What this task involves
Scan the data below. Pull out each line where "aliens" occurs.
Segment Start: Exercise data
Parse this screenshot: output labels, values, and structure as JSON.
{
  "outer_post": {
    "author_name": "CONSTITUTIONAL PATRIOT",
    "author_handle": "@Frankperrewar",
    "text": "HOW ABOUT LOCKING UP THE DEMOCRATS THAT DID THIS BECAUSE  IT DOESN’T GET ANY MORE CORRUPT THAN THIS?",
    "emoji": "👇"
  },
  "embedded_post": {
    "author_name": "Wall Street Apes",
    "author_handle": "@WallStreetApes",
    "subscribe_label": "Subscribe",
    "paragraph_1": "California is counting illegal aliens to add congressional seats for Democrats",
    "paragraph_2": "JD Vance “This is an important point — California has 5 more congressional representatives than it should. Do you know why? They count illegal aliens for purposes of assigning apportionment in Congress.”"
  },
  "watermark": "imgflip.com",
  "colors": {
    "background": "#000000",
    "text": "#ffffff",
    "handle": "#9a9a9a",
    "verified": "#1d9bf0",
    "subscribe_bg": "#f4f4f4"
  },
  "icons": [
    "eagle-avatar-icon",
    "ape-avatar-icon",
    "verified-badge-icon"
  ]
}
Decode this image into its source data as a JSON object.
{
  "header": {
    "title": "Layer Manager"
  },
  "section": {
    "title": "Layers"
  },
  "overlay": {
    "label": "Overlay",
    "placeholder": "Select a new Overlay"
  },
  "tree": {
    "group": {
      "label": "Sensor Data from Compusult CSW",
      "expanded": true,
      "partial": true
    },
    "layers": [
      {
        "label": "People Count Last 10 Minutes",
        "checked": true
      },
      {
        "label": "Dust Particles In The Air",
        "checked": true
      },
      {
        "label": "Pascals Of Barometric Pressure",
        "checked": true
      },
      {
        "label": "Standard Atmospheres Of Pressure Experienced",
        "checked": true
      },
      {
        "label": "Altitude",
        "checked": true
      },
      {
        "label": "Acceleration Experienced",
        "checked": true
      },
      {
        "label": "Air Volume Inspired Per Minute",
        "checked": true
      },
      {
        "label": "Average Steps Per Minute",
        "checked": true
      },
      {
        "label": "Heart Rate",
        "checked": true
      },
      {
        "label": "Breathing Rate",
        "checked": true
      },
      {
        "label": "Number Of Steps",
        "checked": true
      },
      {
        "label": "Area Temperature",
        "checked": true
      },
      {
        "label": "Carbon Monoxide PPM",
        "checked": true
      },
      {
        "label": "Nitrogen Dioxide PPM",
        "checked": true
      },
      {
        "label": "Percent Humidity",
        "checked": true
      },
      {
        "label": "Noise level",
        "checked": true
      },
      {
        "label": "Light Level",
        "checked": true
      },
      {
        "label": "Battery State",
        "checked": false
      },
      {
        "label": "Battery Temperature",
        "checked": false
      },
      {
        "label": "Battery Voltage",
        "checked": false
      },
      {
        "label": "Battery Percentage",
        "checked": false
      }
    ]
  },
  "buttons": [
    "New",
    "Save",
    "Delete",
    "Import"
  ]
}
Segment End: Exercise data
Your solution
    "paragraph_1": "California is counting illegal aliens to add congressional seats for Democrats",
    "paragraph_2": "JD Vance “This is an important point — California has 5 more congressional representatives than it should. Do you know why? They count illegal aliens for purposes of assigning apportionment in Congress.”"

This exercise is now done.